Furthermore, although the letter contains political statements, the manner in which Miss Lockhart gave the letter to its recipients is different from a speech at a political rally. Nothing in Miss Lockhart's actions suggest she intended to engage in political discourse with the Food Lion management.

31

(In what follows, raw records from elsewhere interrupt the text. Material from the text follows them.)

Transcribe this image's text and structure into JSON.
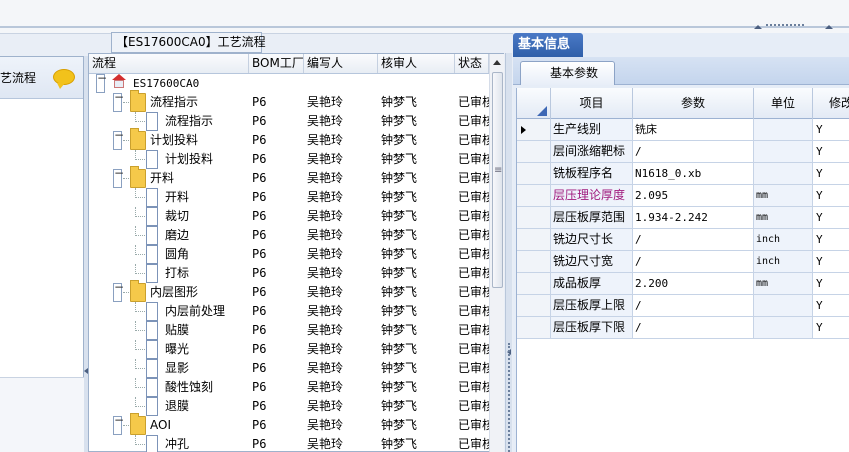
{
  "left_panel": {
    "title": "艺流程",
    "chat_icon": "speech-bubble-icon"
  },
  "tree_panel": {
    "title": "【ES17600CA0】工艺流程",
    "columns": [
      "流程",
      "BOM工厂",
      "编写人",
      "核审人",
      "状态"
    ],
    "rows": [
      {
        "label": "ES17600CA0",
        "type": "root",
        "bom": "",
        "writer": "",
        "reviewer": "",
        "state": ""
      },
      {
        "label": "流程指示",
        "type": "folder",
        "bom": "P6",
        "writer": "吴艳玲",
        "reviewer": "钟梦飞",
        "state": "已审核"
      },
      {
        "label": "流程指示",
        "type": "file",
        "bom": "P6",
        "writer": "吴艳玲",
        "reviewer": "钟梦飞",
        "state": "已审核"
      },
      {
        "label": "计划投料",
        "type": "folder",
        "bom": "P6",
        "writer": "吴艳玲",
        "reviewer": "钟梦飞",
        "state": "已审核"
      },
      {
        "label": "计划投料",
        "type": "file",
        "bom": "P6",
        "writer": "吴艳玲",
        "reviewer": "钟梦飞",
        "state": "已审核"
      },
      {
        "label": "开料",
        "type": "folder",
        "bom": "P6",
        "writer": "吴艳玲",
        "reviewer": "钟梦飞",
        "state": "已审核"
      },
      {
        "label": "开料",
        "type": "file",
        "bom": "P6",
        "writer": "吴艳玲",
        "reviewer": "钟梦飞",
        "state": "已审核"
      },
      {
        "label": "裁切",
        "type": "file",
        "bom": "P6",
        "writer": "吴艳玲",
        "reviewer": "钟梦飞",
        "state": "已审核"
      },
      {
        "label": "磨边",
        "type": "file",
        "bom": "P6",
        "writer": "吴艳玲",
        "reviewer": "钟梦飞",
        "state": "已审核"
      },
      {
        "label": "圆角",
        "type": "file",
        "bom": "P6",
        "writer": "吴艳玲",
        "reviewer": "钟梦飞",
        "state": "已审核"
      },
      {
        "label": "打标",
        "type": "file",
        "bom": "P6",
        "writer": "吴艳玲",
        "reviewer": "钟梦飞",
        "state": "已审核"
      },
      {
        "label": "内层图形",
        "type": "folder",
        "bom": "P6",
        "writer": "吴艳玲",
        "reviewer": "钟梦飞",
        "state": "已审核"
      },
      {
        "label": "内层前处理",
        "type": "file",
        "bom": "P6",
        "writer": "吴艳玲",
        "reviewer": "钟梦飞",
        "state": "已审核"
      },
      {
        "label": "贴膜",
        "type": "file",
        "bom": "P6",
        "writer": "吴艳玲",
        "reviewer": "钟梦飞",
        "state": "已审核"
      },
      {
        "label": "曝光",
        "type": "file",
        "bom": "P6",
        "writer": "吴艳玲",
        "reviewer": "钟梦飞",
        "state": "已审核"
      },
      {
        "label": "显影",
        "type": "file",
        "bom": "P6",
        "writer": "吴艳玲",
        "reviewer": "钟梦飞",
        "state": "已审核"
      },
      {
        "label": "酸性蚀刻",
        "type": "file",
        "bom": "P6",
        "writer": "吴艳玲",
        "reviewer": "钟梦飞",
        "state": "已审核"
      },
      {
        "label": "退膜",
        "type": "file",
        "bom": "P6",
        "writer": "吴艳玲",
        "reviewer": "钟梦飞",
        "state": "已审核"
      },
      {
        "label": "AOI",
        "type": "folder",
        "bom": "P6",
        "writer": "吴艳玲",
        "reviewer": "钟梦飞",
        "state": "已审核"
      },
      {
        "label": "冲孔",
        "type": "file",
        "bom": "P6",
        "writer": "吴艳玲",
        "reviewer": "钟梦飞",
        "state": "已审核"
      }
    ]
  },
  "right_panel": {
    "tab": "基本信息",
    "subtab": "基本参数",
    "columns": [
      "项目",
      "参数",
      "单位",
      "修改"
    ],
    "rows": [
      {
        "item": "生产线别",
        "param": "铣床",
        "unit": "",
        "modify": "Y",
        "current": true
      },
      {
        "item": "层间涨缩靶标",
        "param": "/",
        "unit": "",
        "modify": "Y"
      },
      {
        "item": "铣板程序名",
        "param": "N1618_0.xb",
        "unit": "",
        "modify": "Y"
      },
      {
        "item": "层压理论厚度",
        "param": "2.095",
        "unit": "mm",
        "modify": "Y",
        "highlight": true
      },
      {
        "item": "层压板厚范围",
        "param": "1.934-2.242",
        "unit": "mm",
        "modify": "Y"
      },
      {
        "item": "铣边尺寸长",
        "param": "/",
        "unit": "inch",
        "modify": "Y"
      },
      {
        "item": "铣边尺寸宽",
        "param": "/",
        "unit": "inch",
        "modify": "Y"
      },
      {
        "item": "成品板厚",
        "param": "2.200",
        "unit": "mm",
        "modify": "Y"
      },
      {
        "item": "层压板厚上限",
        "param": "/",
        "unit": "",
        "modify": "Y"
      },
      {
        "item": "层压板厚下限",
        "param": "/",
        "unit": "",
        "modify": "Y"
      }
    ]
  },
  "colors": {
    "accent": "#2f5fa9",
    "highlight_text": "#a01a7d",
    "border": "#9fb2cc"
  }
}
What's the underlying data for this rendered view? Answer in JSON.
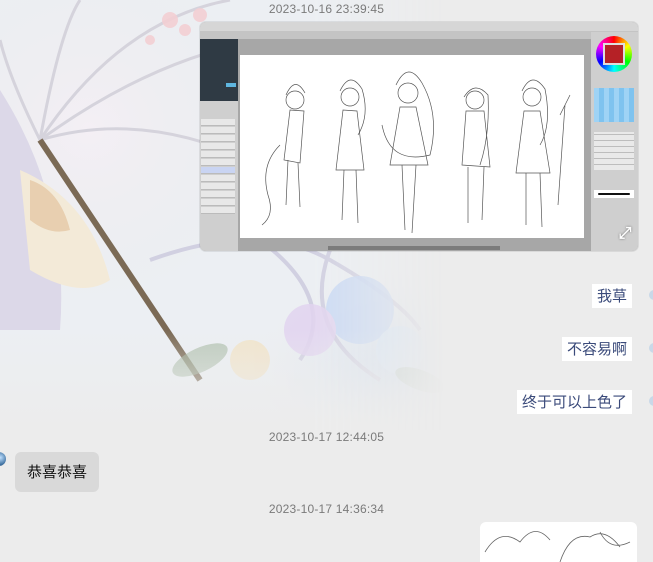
{
  "messages": [
    {
      "type": "timestamp",
      "text": "2023-10-16 23:39:45"
    },
    {
      "type": "image",
      "side": "right",
      "icon": "expand-icon"
    },
    {
      "type": "text",
      "side": "right",
      "text": "我草"
    },
    {
      "type": "text",
      "side": "right",
      "text": "不容易啊"
    },
    {
      "type": "text",
      "side": "right",
      "text": "终于可以上色了"
    },
    {
      "type": "timestamp",
      "text": "2023-10-17 12:44:05"
    },
    {
      "type": "text",
      "side": "left",
      "text": "恭喜恭喜"
    },
    {
      "type": "timestamp",
      "text": "2023-10-17 14:36:34"
    },
    {
      "type": "image",
      "side": "right"
    }
  ],
  "colors": {
    "background": "#ececec",
    "right_bubble_bg": "#ffffff",
    "right_bubble_text": "#3a4a7a",
    "left_bubble_bg": "#d9d9d9",
    "timestamp": "#7a7a7a"
  }
}
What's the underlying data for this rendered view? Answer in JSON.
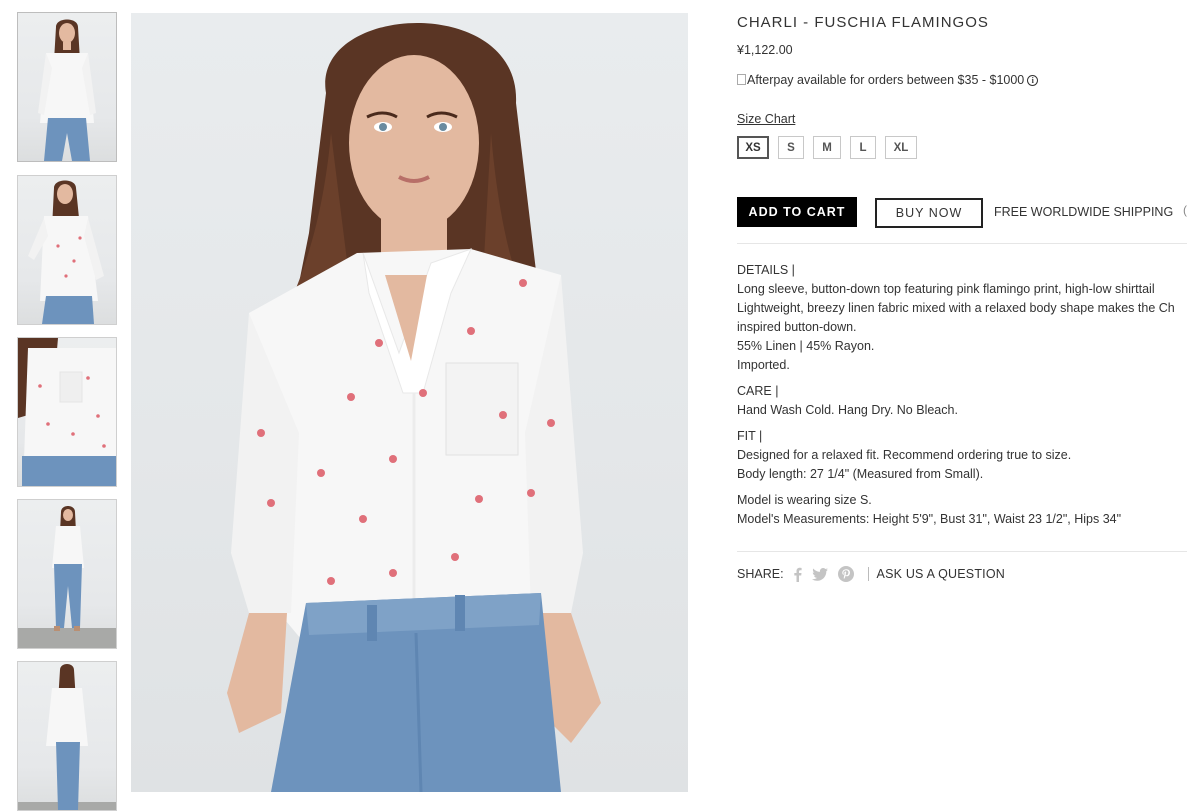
{
  "product": {
    "title": "CHARLI - FUSCHIA FLAMINGOS",
    "price": "¥1,122.00",
    "afterpay_text": "Afterpay available for orders between $35 - $1000",
    "afterpay_info_glyph": "i",
    "size_chart_label": "Size Chart",
    "sizes": [
      "XS",
      "S",
      "M",
      "L",
      "XL"
    ],
    "selected_size": "XS"
  },
  "actions": {
    "add_to_cart_label": "ADD TO CART",
    "buy_now_label": "BUY NOW",
    "shipping_label": "FREE WORLDWIDE SHIPPING",
    "shipping_overflow_glyph": "("
  },
  "description": {
    "details_heading": "DETAILS |",
    "details_lines": [
      "Long sleeve, button-down top featuring pink flamingo print, high-low shirttail",
      "Lightweight, breezy linen fabric mixed with a relaxed body shape makes the Ch",
      "inspired button-down.",
      "55% Linen | 45% Rayon.",
      "Imported."
    ],
    "care_heading": "CARE |",
    "care_lines": [
      "Hand Wash Cold. Hang Dry. No Bleach."
    ],
    "fit_heading": "FIT |",
    "fit_lines": [
      "Designed for a relaxed fit. Recommend ordering true to size.",
      "Body length: 27 1/4\" (Measured from Small)."
    ],
    "model_lines": [
      "Model is wearing size S.",
      "Model's Measurements: Height 5'9\", Bust 31\", Waist 23 1/2\", Hips 34\""
    ]
  },
  "share": {
    "label": "SHARE:",
    "icons": [
      "facebook-icon",
      "twitter-icon",
      "pinterest-icon"
    ],
    "ask_label": "ASK US A QUESTION"
  },
  "gallery": {
    "thumbnail_count": 5,
    "colors": {
      "shirt": "#f7f7f7",
      "denim": "#6d93bd",
      "hair": "#5a3524",
      "skin": "#e3b9a0",
      "flamingo": "#e0707a",
      "background": "#e6e8ea"
    }
  }
}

Finally, the threat is not conditional in the same manner as the threat in Watts. Watts involved a threat made "expressly conditional" on being drafted into the United States military. Watts, 394 U.S. at 708, 89 S.Ct. 1399. Miss Lockhart's threat, while grammatically conditional—it begins with the phrase "[i]f George Bush refuses to see the truth and uphold the Constitution"—does not indicate what events or circumstances would prevent the threat from being carried out beyond the broad statement that the President must "see the truth" and "uphold the Constitution." Likewise, Miss Lockhart did not say or do anything upon giving the letter to the Food Lion manager that would indicate the threat was intended to be conditional. Thus, in the context in which it was delivered, the threat was not "expressly conditional" in nature as that term is described in Watts.

32

In sum, we do not believe this threat can be considered either legitimate political hyperbole or jest when examined in the context in which it was made, nor was it expressly conditional. The threat therefore constitutes a true threat not protected by the First Amendment.

III.

33

For the reasons stated, we hold that Miss Lockhart's indictment was sufficient, her conviction supported by substantial evidence, and her threat a true threat not protected by the First Amendment.

34

Accordingly, the judgment of the district court is

35

AFFIRMED.

Notes:

1

In addition to challenging the sufficiency of the evidence generally, Miss Lockhart claims specifically that the government failed to prove she had the intent to injure the President. For the reasons stated in part A above, we reject Miss Lockhart's claim that the government must prove actual intent to injure the President. While proof of a present intent to injure the President is one way to satisfy the "knowingly or willfully" element of the offense, that element is also satisfied by proof that the defendant intended to incite others to injure the President or that the defendant intended to restrict the President's movementsPatillo, 438 F.2d at 15-16.

2

We note that under Fed.R.Crim.P. 23(c), the district court is not required to make specific findings of fact unless requested by a party before a finding of guilt is pronounced. There is no evidence in the record that such a finding was requested, although the district court chose to make its findings specific before pronouncing guilt